▶ **Requirement**
For the records below, report how many lines include the word "JSON". Only the number should appear.

▶ **Input material**
◆ ◆ ◆

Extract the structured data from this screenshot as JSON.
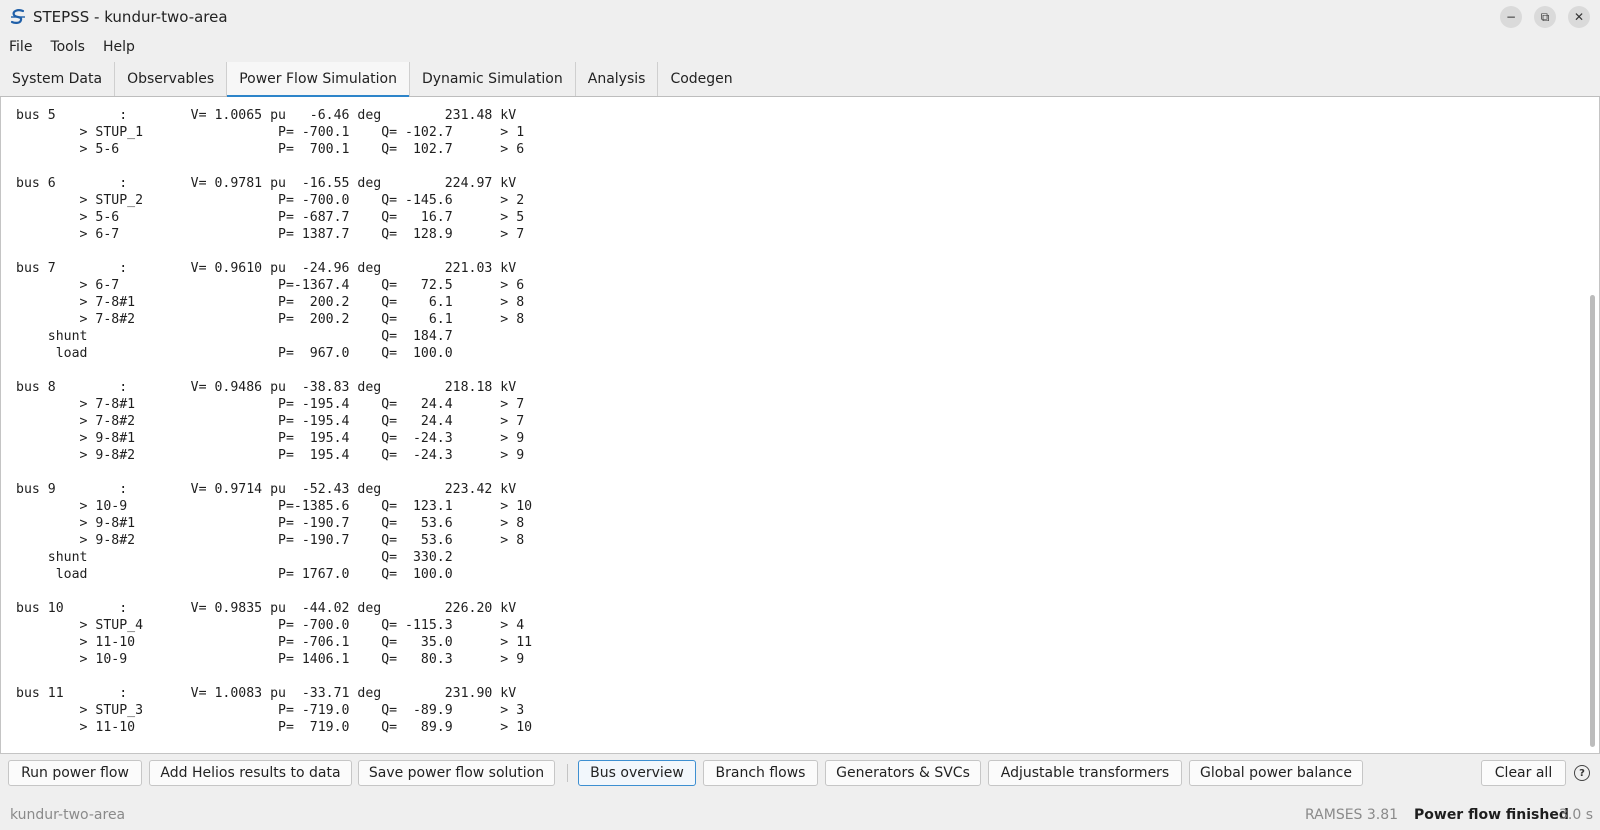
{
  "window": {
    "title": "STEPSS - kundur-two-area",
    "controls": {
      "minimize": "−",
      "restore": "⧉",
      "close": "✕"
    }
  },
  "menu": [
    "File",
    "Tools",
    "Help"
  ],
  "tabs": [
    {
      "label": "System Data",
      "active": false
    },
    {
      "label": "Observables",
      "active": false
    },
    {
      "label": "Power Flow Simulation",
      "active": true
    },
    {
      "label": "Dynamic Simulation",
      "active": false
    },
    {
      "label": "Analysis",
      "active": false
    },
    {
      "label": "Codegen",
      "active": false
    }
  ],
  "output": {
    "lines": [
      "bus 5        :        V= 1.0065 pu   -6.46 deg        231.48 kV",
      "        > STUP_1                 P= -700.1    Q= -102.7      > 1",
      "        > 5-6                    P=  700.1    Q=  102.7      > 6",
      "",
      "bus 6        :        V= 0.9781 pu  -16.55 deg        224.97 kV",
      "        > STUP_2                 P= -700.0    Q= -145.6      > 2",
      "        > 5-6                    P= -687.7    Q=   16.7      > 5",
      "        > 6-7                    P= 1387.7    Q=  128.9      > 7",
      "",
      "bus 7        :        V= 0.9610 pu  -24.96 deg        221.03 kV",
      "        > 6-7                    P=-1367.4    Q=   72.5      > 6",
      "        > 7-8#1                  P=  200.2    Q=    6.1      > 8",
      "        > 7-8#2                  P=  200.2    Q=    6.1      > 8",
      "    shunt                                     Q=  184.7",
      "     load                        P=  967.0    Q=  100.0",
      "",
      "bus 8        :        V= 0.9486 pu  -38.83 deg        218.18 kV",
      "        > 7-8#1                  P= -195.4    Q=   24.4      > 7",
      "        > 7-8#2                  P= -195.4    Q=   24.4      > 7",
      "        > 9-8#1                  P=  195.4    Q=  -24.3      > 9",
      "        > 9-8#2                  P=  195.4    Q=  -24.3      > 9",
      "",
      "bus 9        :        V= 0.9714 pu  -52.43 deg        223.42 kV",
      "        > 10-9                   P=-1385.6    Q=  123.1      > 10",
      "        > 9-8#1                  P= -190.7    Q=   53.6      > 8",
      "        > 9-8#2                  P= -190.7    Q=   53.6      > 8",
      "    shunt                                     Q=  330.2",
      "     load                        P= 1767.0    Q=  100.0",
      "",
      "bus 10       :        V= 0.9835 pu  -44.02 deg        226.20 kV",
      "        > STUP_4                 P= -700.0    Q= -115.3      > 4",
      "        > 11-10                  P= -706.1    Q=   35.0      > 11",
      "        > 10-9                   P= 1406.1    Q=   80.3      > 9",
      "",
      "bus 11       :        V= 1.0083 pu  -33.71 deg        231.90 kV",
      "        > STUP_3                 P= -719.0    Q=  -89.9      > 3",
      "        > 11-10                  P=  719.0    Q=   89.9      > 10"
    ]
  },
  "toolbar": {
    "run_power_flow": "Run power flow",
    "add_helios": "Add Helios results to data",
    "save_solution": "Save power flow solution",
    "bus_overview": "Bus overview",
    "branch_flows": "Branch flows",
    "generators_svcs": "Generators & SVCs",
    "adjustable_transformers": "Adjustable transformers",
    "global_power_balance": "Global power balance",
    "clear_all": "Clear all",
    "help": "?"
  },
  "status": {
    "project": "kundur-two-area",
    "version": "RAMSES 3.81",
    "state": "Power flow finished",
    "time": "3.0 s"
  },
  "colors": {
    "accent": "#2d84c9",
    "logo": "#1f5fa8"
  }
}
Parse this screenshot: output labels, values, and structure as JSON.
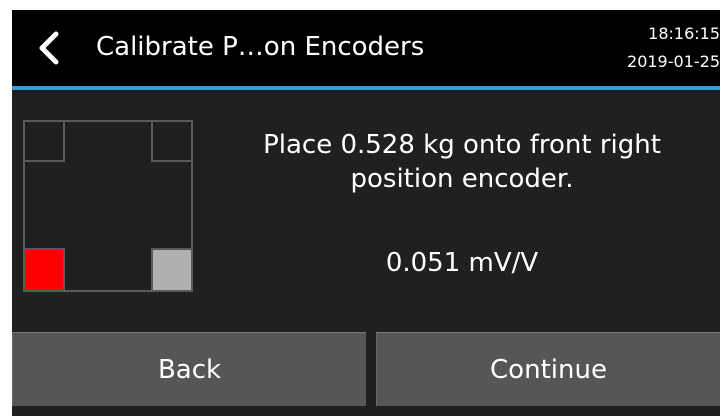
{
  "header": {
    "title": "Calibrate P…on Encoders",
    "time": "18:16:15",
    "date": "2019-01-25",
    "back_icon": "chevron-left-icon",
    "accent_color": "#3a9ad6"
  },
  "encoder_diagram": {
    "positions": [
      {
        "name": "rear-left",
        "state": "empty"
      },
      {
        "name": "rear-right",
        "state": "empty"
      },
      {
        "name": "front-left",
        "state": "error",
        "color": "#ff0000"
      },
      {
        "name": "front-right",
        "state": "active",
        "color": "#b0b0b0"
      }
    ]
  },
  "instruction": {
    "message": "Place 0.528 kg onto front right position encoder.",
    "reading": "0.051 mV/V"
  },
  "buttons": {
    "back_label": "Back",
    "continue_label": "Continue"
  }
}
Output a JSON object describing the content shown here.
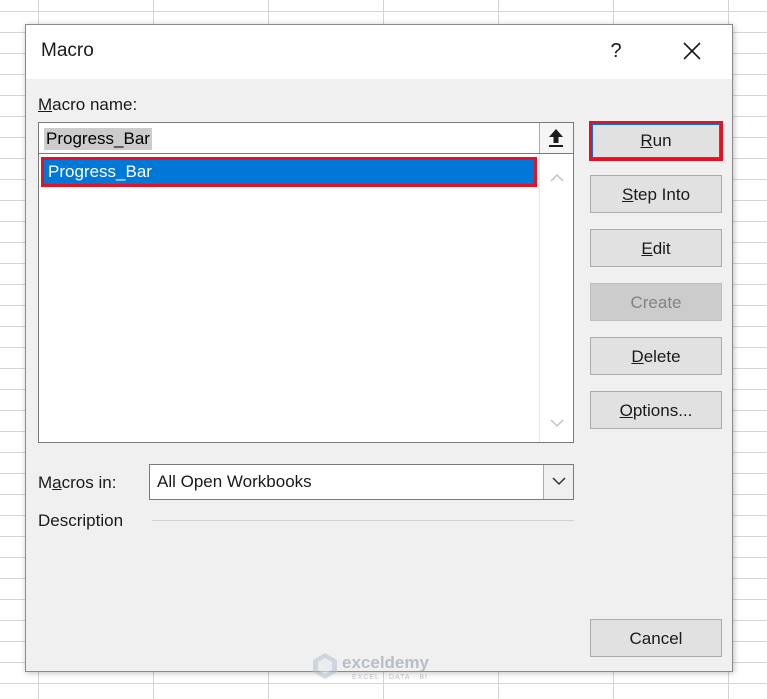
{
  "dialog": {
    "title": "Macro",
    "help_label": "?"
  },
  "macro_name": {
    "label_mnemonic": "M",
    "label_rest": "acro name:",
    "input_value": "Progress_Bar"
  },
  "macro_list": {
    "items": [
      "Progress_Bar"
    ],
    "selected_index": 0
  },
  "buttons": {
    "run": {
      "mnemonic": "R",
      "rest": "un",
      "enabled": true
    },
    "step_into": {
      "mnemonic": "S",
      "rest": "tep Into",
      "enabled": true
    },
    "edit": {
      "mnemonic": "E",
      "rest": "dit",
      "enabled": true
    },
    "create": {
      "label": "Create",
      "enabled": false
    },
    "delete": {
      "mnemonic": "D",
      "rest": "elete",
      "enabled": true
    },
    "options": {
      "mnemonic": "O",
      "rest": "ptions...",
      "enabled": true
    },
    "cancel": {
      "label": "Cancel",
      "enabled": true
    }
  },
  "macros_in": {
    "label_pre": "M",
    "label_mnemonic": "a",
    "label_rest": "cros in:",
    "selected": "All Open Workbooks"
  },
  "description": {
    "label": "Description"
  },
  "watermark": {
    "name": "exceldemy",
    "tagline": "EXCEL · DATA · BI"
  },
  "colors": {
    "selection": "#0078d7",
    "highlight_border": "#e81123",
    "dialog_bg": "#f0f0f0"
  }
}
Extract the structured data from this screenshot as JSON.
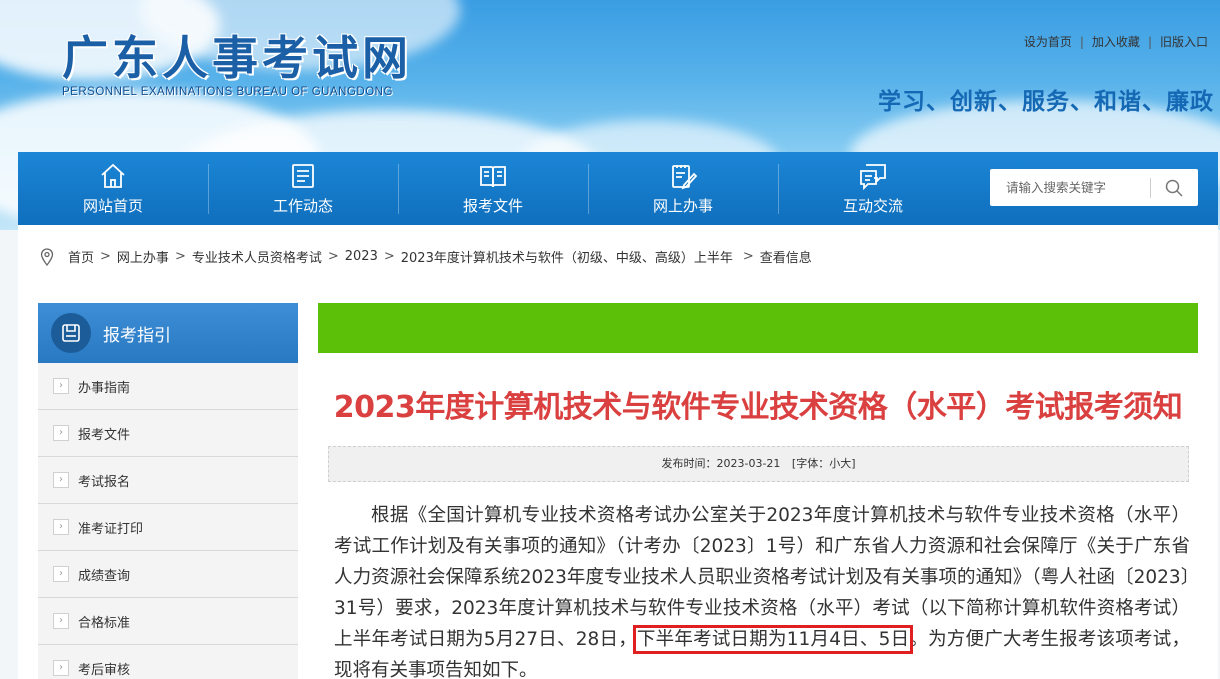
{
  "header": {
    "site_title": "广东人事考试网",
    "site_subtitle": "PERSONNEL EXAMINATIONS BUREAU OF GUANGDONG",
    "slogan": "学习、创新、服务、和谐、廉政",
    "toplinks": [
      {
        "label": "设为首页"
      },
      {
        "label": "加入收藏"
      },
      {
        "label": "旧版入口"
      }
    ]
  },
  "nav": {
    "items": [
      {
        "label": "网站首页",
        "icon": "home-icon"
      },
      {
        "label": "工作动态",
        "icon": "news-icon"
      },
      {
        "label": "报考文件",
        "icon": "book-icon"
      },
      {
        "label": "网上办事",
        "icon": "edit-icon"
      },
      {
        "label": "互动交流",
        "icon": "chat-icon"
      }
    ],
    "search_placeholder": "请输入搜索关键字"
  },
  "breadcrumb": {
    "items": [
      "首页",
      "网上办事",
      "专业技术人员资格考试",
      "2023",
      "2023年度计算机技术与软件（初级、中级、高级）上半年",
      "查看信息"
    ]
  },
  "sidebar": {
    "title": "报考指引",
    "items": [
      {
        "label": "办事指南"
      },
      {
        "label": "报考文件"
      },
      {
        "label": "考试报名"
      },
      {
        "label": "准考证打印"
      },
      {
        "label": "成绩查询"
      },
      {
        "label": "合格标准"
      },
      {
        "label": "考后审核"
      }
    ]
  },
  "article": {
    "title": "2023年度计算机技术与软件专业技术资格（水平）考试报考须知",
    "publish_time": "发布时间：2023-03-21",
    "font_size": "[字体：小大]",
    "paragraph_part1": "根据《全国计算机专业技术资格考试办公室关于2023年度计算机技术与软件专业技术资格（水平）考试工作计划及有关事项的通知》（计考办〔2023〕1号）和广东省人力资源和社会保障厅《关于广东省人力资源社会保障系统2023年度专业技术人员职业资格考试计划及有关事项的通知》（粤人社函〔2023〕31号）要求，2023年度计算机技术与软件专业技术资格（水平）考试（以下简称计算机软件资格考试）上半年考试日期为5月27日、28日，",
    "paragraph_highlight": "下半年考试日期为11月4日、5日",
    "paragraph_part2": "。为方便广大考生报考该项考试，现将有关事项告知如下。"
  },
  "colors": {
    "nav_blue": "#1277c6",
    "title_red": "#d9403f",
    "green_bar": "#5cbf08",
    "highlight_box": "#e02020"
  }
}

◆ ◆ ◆

▶ **Exercise solution**
4